The International Olympic Committee also revoked the media accreditation of the photographer who took the pictures.
A Nine spokeswoman told Fairfax Media the network made an "error" during its Monday night telecast.
Nine's major commercial rival Channel 7 has exclusive broadcast rights to the Commonwealth Games and has already promoted their commitment to presenting 320 hours of coverage across Channel 7, 7TWO and 7mate.
Meanwhile, Beattie has trumpeted the 2018 Commonwealth Games' commitment to an even 50-50 gender balance for the medals on offer at the 21st edition of the Games.
"This is the first multisport event ever where there will be the same number of medals for women as for men - it has not happened at the Commonwealth Games before or the Olympic Games," Beattie said.
"So we are going to make history. There are 133 women's and 133 men's events, and nine mixed open events, for example, in shooting and lawn bowls. That is why we are very proud of this."

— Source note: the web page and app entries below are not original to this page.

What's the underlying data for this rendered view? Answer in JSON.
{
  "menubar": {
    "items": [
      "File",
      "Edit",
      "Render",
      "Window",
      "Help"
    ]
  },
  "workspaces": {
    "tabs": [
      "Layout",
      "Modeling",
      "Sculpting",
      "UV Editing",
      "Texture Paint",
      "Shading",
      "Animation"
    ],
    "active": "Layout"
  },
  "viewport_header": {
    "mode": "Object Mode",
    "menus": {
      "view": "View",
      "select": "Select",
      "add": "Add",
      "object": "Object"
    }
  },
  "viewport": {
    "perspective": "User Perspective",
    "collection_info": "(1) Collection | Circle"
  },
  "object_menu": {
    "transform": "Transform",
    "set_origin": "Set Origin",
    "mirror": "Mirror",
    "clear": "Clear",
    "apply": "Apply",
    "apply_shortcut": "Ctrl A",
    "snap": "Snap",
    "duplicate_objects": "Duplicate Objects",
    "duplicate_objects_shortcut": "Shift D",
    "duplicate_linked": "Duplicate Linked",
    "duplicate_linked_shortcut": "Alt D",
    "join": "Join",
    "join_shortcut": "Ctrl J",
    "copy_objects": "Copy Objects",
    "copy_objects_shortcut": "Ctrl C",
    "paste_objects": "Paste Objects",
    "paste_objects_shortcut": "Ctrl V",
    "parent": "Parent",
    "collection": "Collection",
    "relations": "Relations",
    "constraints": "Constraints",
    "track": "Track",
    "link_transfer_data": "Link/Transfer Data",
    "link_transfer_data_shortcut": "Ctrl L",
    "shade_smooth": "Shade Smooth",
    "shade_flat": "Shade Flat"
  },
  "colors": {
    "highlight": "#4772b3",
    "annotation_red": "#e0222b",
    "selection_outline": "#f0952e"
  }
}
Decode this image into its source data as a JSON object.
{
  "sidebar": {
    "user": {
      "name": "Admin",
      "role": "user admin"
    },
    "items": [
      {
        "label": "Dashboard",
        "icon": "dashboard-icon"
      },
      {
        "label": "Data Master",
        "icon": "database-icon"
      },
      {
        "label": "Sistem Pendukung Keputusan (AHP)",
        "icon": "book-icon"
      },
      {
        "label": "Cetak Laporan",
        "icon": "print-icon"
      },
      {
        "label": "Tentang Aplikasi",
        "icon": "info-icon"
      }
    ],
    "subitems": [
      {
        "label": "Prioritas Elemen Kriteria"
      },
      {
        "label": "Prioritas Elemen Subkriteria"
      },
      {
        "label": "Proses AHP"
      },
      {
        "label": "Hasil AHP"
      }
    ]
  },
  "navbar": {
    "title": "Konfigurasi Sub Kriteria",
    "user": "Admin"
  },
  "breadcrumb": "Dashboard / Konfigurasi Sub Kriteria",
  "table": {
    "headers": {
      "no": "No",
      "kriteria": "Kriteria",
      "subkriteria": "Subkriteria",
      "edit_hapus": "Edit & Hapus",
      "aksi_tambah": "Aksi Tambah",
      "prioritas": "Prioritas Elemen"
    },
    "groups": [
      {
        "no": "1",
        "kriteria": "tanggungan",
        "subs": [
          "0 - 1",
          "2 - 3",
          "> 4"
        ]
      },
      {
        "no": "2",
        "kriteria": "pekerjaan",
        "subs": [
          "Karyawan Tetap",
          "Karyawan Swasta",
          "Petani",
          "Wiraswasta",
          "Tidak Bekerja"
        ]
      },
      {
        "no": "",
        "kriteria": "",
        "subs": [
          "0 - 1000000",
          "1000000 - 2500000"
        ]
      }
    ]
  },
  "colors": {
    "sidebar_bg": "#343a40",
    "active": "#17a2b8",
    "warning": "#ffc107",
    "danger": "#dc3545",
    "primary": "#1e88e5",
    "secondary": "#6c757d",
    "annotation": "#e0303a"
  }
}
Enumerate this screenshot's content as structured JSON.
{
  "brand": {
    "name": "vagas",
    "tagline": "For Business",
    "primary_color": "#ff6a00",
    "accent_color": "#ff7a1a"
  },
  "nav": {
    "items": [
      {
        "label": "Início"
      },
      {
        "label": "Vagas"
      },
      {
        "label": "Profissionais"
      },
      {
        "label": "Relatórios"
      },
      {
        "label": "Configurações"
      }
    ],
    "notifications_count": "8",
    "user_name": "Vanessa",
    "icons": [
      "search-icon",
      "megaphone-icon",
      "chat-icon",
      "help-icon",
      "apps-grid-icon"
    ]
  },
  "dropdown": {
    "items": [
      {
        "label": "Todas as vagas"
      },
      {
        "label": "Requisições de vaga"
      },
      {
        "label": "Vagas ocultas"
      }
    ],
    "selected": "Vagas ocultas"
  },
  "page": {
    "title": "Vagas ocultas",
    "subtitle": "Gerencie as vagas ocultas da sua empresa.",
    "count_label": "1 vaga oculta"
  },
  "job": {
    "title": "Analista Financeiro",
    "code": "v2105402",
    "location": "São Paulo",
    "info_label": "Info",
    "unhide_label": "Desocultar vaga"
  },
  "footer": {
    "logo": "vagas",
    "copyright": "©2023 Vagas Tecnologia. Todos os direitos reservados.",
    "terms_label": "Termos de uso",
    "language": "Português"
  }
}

At Glasgow four years ago, women were competing for 48.5 per cent of the medals. With the addition of three additional events in cycle, three in boxing and one in weightlifting, organisers say parity has been achieved.
Anna Meares, a multiple Olympic and world champion cyclist, won gold medals at the 2006, 2010 and 2014 Commonwealth Games after kicking off her career with a bronze at the 2002 edition in Manchester.
"From an athlete's perspective, what I have achieved over 16 years at four Commonwealth Games, women today can do in two," Meares said.
"That speaks volumes for the opportunity being given to our female athletes.
"It is wonderful to be part of this generation and to be part of the change and inclusion." Kaye Scott, the only member of Australia's boxing team for 2018 who competed at Glasgow four years ago, said the increase from three to six weight divisions for women was "a wonderful move in the right direction for equality in female sport.
"Eventually I'd love to see the full 10 weight divisions offered."
As well as the extra events in cycling and boxing, another big boost to women's participation was the inclusion of women's rugby sevens. The condensed version of the sport made its Olympic debut in Rio de Janeiro, where Australia beat New Zealand for the first women's gold medal and Fiji won the inaugural men's title. The Australian women's team remains a medal favourite now on home soil.
Commonwealth Games Federation chief executive David Grevemberg said gender equality has been at the forefront of the organisation's work.
"This is just the beginning of a major shift," he said. "We have come a long way. In the Hamilton 1930 Empire Games (in Canada) we had seven events for women and only 12 per cent of the total medals.
"We have also moved the dial on opportunities for women to officiate. In Gold Coast 2018, for the first time we have some of our federations reaching 50-50 for the number of men and women technical officials.
"We have made enormous jumps."
- with AAP